◆ **Work to complete**
In the data below, find each line carrying the string "Brothers" and copy it out.

(Exercise data)

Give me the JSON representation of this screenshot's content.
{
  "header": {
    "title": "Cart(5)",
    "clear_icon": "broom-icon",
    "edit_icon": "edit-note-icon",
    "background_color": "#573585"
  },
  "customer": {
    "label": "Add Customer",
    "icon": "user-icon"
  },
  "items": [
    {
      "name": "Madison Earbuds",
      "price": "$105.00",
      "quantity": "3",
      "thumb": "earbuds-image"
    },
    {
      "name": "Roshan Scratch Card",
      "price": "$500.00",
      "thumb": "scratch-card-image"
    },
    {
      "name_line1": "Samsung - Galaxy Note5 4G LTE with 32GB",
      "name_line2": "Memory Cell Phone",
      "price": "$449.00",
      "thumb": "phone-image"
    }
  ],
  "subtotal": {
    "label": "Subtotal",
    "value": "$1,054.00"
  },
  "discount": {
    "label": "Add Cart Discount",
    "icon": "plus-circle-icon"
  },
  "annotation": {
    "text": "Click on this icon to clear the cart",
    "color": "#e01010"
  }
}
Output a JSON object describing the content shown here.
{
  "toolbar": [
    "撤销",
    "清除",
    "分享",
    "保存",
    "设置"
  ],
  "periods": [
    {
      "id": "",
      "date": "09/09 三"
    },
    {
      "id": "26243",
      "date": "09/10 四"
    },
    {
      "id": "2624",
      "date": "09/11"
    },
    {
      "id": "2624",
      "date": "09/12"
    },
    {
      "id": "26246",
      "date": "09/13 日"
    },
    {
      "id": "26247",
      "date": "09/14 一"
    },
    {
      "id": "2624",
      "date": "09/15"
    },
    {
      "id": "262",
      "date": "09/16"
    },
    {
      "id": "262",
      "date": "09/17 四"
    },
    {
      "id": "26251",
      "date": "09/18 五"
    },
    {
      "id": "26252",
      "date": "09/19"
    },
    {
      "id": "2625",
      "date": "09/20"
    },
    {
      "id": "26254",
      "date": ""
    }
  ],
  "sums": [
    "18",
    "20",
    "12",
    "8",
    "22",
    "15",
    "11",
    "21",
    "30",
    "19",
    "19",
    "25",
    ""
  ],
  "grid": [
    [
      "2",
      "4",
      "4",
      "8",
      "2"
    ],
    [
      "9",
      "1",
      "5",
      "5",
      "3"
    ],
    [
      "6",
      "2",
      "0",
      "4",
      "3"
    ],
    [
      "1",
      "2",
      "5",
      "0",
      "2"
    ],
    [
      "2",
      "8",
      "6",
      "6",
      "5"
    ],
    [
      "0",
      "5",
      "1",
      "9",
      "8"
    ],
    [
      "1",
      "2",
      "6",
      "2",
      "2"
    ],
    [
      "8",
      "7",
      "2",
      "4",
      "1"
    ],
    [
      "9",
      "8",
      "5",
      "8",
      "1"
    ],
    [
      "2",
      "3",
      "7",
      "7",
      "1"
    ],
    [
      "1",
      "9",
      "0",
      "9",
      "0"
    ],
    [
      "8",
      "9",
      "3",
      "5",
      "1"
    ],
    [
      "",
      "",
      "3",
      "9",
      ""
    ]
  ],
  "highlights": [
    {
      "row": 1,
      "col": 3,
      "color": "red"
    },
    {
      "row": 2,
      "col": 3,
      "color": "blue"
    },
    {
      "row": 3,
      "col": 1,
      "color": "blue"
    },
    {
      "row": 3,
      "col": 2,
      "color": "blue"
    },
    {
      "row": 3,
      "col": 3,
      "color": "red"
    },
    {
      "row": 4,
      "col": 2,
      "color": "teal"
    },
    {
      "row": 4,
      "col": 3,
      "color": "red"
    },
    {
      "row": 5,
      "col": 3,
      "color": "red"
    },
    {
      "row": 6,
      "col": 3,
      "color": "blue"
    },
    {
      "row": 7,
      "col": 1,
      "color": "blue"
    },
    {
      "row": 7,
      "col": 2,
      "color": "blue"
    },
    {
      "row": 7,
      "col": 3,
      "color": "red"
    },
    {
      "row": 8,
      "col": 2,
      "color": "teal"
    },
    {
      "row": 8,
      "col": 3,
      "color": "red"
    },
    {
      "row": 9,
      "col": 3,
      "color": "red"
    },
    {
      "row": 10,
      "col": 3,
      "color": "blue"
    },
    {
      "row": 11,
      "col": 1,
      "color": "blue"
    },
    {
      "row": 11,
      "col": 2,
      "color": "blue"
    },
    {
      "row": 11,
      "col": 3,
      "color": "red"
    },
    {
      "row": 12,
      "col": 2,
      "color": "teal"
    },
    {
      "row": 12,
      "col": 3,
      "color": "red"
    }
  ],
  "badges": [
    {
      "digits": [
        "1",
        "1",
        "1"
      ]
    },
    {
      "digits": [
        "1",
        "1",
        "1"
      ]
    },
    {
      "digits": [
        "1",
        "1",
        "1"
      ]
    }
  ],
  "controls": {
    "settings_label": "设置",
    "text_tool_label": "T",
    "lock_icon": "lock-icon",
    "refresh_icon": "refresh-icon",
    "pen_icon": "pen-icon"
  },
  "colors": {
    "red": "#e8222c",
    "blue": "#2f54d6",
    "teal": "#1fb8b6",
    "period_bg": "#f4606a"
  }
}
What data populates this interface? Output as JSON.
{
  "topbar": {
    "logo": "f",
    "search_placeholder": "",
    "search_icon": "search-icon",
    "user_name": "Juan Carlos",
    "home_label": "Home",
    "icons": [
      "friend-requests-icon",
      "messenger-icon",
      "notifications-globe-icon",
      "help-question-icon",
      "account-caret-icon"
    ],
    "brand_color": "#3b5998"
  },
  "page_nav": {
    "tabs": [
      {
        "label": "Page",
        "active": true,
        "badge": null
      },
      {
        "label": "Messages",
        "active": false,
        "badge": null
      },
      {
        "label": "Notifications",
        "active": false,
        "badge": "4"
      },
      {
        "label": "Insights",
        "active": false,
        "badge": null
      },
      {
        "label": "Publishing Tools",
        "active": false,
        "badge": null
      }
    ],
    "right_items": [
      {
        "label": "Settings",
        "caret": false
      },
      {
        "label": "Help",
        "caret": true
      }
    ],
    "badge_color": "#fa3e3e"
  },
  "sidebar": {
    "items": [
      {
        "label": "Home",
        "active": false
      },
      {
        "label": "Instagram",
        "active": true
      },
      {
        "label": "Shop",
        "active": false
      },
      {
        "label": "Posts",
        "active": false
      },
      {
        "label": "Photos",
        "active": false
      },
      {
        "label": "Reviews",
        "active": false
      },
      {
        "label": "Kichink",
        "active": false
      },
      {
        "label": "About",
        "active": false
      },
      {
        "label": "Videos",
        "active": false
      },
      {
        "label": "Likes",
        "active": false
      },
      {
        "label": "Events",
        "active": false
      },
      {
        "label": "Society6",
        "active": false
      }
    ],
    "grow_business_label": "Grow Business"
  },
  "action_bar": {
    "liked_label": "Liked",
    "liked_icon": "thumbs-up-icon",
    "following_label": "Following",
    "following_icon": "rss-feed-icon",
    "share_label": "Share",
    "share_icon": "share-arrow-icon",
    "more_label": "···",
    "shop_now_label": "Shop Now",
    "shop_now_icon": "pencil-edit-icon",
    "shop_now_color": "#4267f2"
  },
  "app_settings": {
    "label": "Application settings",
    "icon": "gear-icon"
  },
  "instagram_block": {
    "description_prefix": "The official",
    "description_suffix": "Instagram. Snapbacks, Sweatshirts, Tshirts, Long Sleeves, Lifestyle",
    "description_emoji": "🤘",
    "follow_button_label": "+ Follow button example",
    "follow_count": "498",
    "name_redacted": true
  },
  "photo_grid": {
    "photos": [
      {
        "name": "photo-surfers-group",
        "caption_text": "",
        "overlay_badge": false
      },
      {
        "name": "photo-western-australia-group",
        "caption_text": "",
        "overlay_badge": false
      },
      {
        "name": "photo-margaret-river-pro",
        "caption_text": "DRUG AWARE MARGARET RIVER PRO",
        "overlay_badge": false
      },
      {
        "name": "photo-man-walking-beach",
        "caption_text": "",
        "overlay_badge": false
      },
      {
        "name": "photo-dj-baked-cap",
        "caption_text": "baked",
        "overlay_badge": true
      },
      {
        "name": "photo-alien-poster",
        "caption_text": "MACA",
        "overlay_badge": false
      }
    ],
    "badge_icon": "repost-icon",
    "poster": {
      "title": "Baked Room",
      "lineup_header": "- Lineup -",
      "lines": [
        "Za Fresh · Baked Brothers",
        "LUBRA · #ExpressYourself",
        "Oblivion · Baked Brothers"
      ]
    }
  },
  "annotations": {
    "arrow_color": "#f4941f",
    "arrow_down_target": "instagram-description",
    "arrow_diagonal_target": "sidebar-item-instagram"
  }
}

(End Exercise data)

◆ **Result for this task**
        "Za Fresh · Baked Brothers",
        "Oblivion · Baked Brothers"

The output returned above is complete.